Iranian Foreign Minister Mohammad Javad Zarif on Monday took to Twitter to strike back at his American counterpart, Secretary of State John Kerry, placing the blame on the world powers for the failure of nuclear talks to yield an agreement over the weekend.
“Mr. Secretary, was it Iran that gutted over half of US draft Thursday night? and publicly commented against it Friday morning?” he inquired via Twitter.
“No amount of spinning can change what happened within 5+1 in Geneva from 6PM Thursday to 545 PM Saturday, but it can further erode confidence,” Zarif said.
Earlier in the day, Kerry dispelled earlier reports that the P5+1 nations had not presented a unified front against the Iranian delegation in Geneva, and said it was Iran that could not accept the deal “at that particular moment.”
Iran had blamed France for allegedly scuppering the proposal after nearly reaching an agreement after almost two days of negotiation. And France’s Foreign Minister Laurent Fabius had been the P5+1 representative most vocal in raising objections to the terms on the table.
Zarif told Iranian state TV Monday night that the P5+1 and Iran were close to finalizing a deal during the marathon talks over the weekend.
“We can’t measure success of the Geneva talks in numbers, but if we wanted to achieve 90%, maybe we achieved 70-75%,” the newly inaugurated Iranian website nuclearenergy.ir quoted him saying in a tweet.
Zarif further claimed that the Western sanctions had not achieved their goal and that they had only heightened tensions between the Islamic Republic and the international community.
“Before sanctions Iran only had 200 centrifuges, now it has 19,000,” he said. “The sanctions only affected normal people and made them oppose the West even more.”

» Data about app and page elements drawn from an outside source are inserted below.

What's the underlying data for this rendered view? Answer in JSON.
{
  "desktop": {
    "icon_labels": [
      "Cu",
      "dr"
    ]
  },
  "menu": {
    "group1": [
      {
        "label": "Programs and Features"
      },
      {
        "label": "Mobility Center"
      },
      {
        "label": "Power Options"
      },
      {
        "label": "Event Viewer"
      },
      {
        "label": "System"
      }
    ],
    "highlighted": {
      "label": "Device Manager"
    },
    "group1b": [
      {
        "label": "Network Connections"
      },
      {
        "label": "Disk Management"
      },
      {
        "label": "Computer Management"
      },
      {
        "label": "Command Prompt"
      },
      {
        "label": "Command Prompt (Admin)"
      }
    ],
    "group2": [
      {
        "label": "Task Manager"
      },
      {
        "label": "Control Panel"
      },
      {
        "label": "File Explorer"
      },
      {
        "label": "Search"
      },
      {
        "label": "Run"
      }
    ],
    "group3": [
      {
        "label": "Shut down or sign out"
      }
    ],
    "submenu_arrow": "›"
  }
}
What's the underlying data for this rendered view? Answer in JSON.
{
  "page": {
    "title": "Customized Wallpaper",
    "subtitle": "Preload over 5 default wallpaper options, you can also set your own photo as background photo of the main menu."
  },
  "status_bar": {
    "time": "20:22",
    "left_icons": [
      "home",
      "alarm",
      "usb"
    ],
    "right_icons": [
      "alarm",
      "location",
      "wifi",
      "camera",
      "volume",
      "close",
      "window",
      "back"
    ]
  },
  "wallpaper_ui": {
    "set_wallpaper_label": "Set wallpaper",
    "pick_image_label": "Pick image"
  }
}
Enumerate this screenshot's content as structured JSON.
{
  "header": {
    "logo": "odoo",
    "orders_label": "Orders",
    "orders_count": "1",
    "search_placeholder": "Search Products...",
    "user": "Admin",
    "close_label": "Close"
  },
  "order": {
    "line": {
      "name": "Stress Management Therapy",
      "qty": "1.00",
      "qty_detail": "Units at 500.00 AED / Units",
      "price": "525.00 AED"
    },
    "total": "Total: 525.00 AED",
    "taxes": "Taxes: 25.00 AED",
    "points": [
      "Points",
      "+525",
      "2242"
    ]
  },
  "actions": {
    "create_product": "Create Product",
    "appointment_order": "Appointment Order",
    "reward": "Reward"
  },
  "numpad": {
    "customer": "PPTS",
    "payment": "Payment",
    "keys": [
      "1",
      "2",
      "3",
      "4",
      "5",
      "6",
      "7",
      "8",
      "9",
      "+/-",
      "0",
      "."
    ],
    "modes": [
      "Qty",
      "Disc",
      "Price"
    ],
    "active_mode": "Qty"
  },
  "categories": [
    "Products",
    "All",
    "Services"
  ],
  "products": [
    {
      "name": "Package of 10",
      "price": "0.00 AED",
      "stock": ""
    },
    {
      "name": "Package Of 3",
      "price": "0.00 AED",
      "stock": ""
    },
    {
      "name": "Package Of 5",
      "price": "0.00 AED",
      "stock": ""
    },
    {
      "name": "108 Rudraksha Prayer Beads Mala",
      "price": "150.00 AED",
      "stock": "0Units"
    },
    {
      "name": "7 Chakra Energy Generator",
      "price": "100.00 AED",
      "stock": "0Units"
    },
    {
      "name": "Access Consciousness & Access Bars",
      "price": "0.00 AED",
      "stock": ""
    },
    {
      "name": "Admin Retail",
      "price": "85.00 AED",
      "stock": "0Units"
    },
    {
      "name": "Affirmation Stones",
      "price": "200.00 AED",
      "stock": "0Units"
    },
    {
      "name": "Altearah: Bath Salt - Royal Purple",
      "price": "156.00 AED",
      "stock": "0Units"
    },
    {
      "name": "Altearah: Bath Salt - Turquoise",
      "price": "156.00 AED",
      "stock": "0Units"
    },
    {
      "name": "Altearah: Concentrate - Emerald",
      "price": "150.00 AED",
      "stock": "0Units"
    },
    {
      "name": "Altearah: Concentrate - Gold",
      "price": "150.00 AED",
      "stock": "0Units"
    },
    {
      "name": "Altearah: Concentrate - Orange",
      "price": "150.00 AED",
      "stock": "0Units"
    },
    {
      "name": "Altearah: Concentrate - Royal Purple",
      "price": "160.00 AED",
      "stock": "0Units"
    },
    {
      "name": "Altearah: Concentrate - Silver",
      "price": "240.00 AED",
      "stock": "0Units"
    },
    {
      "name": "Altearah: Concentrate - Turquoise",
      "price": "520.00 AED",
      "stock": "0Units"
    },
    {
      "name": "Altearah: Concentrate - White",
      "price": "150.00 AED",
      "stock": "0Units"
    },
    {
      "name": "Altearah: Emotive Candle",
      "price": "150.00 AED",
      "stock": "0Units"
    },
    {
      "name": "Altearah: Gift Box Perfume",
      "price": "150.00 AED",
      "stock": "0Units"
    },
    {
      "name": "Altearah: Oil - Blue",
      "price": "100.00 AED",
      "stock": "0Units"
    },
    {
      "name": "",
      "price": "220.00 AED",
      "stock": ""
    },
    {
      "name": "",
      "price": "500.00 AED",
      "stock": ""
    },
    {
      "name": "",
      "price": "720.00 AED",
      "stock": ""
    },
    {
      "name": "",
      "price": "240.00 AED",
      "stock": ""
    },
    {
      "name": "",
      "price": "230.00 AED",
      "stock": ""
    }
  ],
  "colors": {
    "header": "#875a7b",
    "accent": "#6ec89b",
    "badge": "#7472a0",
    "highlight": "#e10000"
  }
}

Despite trading barbs with Kerry, Zarif expressed hope that the ongoing negotiations between the Islamic Republic and world powers would yield tangible results, and said that his country was optimistic over the prospect of achieving an agreement. He was quoted as saying that the fact that no details of the negotiations have been leaked to the press by either side is testament to the seriousness of all parties.
“I’m hopeful that this [nuclear] issue will be resolved, Zarif said. “Comments by various people at different times will not impede progress,” he added.
The sides are scheduled to meet again on November 20, although not at the foreign minister level.
Speaking to the BBC on Monday, Kerry said negotiators had been “very, very close… extremely close” to reaching a deal with Iran.
“I think we were separated by four or five different formulations of a particular concept,” he said.
In the BBC interview, Kerry acknowledged that “the French have been more vocal about one thing or another.” But he said, “The fact is that we had a unity on Saturday in a proposal put in front of the Iranians. But because of some the changes they [the Iranians] felt they had to go back and change it.”
British Foreign Secretary William Hague said the world powers presented a united front to Iran at the weekend talks that failed to reach an accord, and although “some gaps” remained between parties at the talks, “most of those gaps are narrow.”
In Jerusalem, Israeli Prime Minister Benjamin Netanyahu has acknowledged that an overall deal is likely between Iran and world powers, which would undercut Israeli threats to launch military action against Iranian nuclear sites. Yet he hailed the delay as a chance to “achieve a much better deal.”
“The target date for this deal is the date on which a good deal will be achieved that will deny Iran a military nuclear capability,” he said in the Knesset.
Netanyahu has demanded that Iran be stripped of its entire “military nuclear” capacity, including all enrichment capability. He has repeatedly branded the emerging Geneva deal as “bad” and “dangerous” and publicly urged Kerry not to sign it.
AP contributed to this report.